  • In comparison to other traditional systems of medicine, Homeopathy is a newer one and has been developed in the eighteenth century by Samuel Hahnemann – a German physician and chemist.
  • He proposed that the cause of disease itself can be used for its treatment. Hahnemann put forth the Law of Similars which says that like cures like (Similae similibus curentur). With this principle, he showed that cinchona can produce the symptoms of malaria.
  • He succeeded in getting relevant results with a large number of extracts prepared from plants, animals and minerals. He compiled all these observations in what is called ‘The Organon of Medicine.’
  • In the homoeopathic system, the drug treatment is not specified, but the choice of drug depends on symptoms and the clinical condition of the patient.
  • This is based on the concept of proving and prover. In a healthy person called prover, the symptoms created by different doses of drug extracts are noted which is called proving, and it specifically considers physical, mental and emotional changes of the prover.
  • Consequently, these symptoms are compared with a patient with similar symptoms and accordingly, same type of extract is given for treatment. During the treatment, the drug extracts are extremely diluted, which is believed to cause potentiation and enhancement of curative effect.
  • The drugs are extracted in the form of mother tincture, which is further diluted in terms of decimal or centesimal potencies. Various medicinal plants used in homoeopathy are:

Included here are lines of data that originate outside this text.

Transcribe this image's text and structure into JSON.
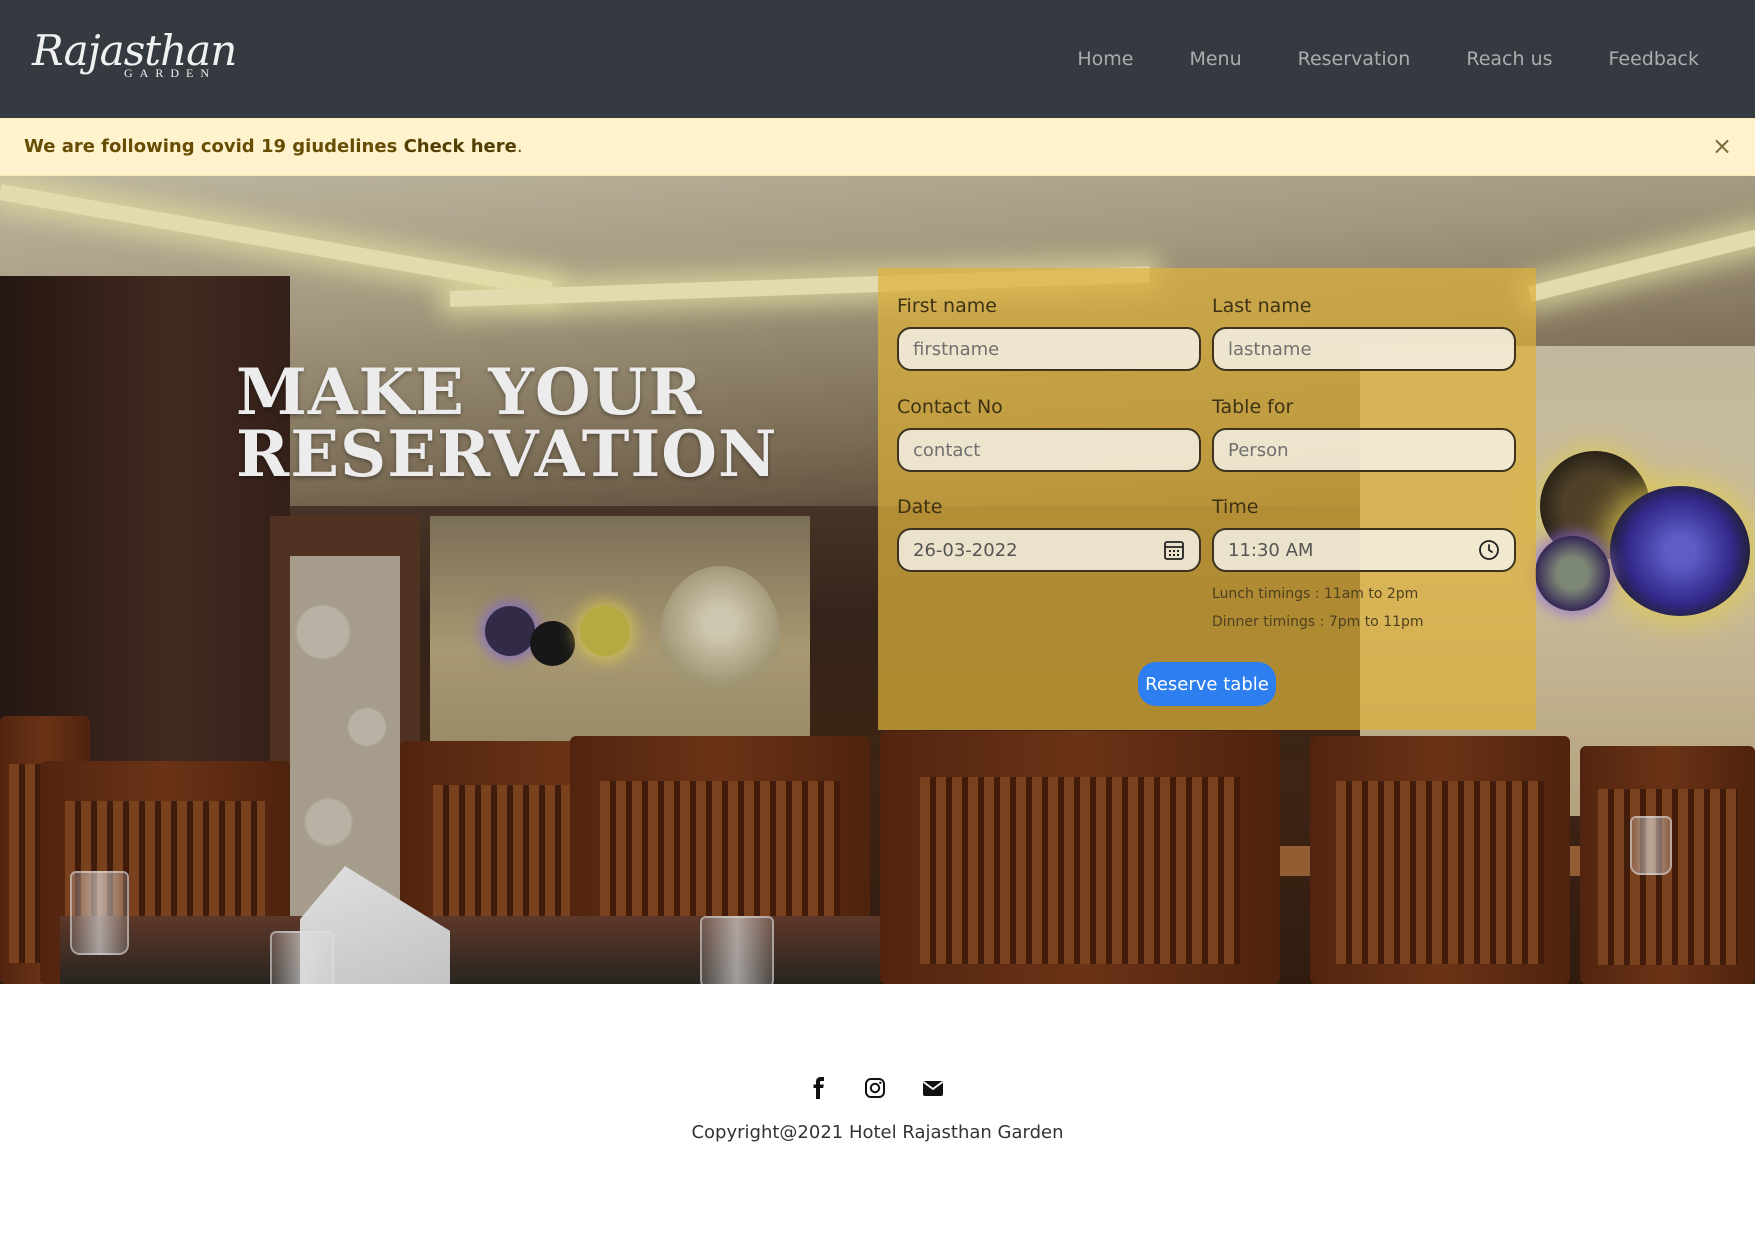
{
  "brand": {
    "logo_script": "Rajasthan",
    "logo_sub": "GARDEN"
  },
  "nav": {
    "items": [
      {
        "label": "Home"
      },
      {
        "label": "Menu"
      },
      {
        "label": "Reservation"
      },
      {
        "label": "Reach us"
      },
      {
        "label": "Feedback"
      }
    ]
  },
  "alert": {
    "text": "We are following covid 19 giudelines ",
    "link": "Check here",
    "suffix": ".",
    "close": "×"
  },
  "hero": {
    "title_line1": "MAKE YOUR",
    "title_line2": "RESERVATION"
  },
  "form": {
    "first_name": {
      "label": "First name",
      "placeholder": "firstname",
      "value": ""
    },
    "last_name": {
      "label": "Last name",
      "placeholder": "lastname",
      "value": ""
    },
    "contact": {
      "label": "Contact No",
      "placeholder": "contact",
      "value": ""
    },
    "table_for": {
      "label": "Table for",
      "placeholder": "Person",
      "value": ""
    },
    "date": {
      "label": "Date",
      "value": "26-03-2022",
      "icon": "calendar-icon"
    },
    "time": {
      "label": "Time",
      "value": "11:30 AM",
      "icon": "clock-icon"
    },
    "hint_lunch": "Lunch timings : 11am to 2pm",
    "hint_dinner": "Dinner timings : 7pm to 11pm",
    "submit_label": "Reserve table"
  },
  "footer": {
    "icons": [
      "facebook-icon",
      "instagram-icon",
      "email-icon"
    ],
    "copyright": "Copyright@2021 Hotel Rajasthan Garden"
  },
  "colors": {
    "navbar": "#343a40",
    "alert_bg": "#fff3cd",
    "form_card": "#deb23c",
    "button": "#2d7ff0"
  }
}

4. Siddha System of Medicine

  • The term ‘ Siddha ‘ means achievement and ‘ Siddhars ‘ were saintly personalities, who attained proficiency in medicine through practice of Bhakti and Yoga.
  • This is the system of pre-vedic period identified with Dravidian culture and it is largely therapeutic in nature. Like Ayurveda, this system believes that all objects in universe are made up of five basic elements namely, earth, water, sky, fire and air.
  • The identification of causative factors of diseases is done through pulse reading, colour of body, study of voice, urine examination, status of digestive system and examination of tongue. The literature of Siddha system is mostly in Tamil.
  • Few natural drugs used in Siddha system of medicine are:

Abini : (Papaver — somniferum),
Alari : (Nerium — Indicum),
Ethi : (Strychnous — Nux vomica),
Gomathi : (Datura — stramonium),
Haikalli : (Ephorbia — nerifolia),
Rotha Polam : (Aloe — barbadensis)

5. Naturopathy and Yoga

  • Naturopathy is not merely a system of treatment, but also a way of life, which is based on laws of nature. The attention is particularly paid to eating and living habits, adoption of purificatory measures, use of hydrotherapy, mud packs, baths, massage etc.
  • The system of Yoga is as old as Ayurveda. The eight components of Yoga are restraint, observance of austerity, physical postures, restraining of sense organs, breathing exercises, contemplation, meditation and samadhi.
  • Yoga exercises have potential in improvement of better circulation of oxygenated blood in the body, restraining the sense organs, improvement of social and personal behaviour and induction of tranquility and serenity in the mind.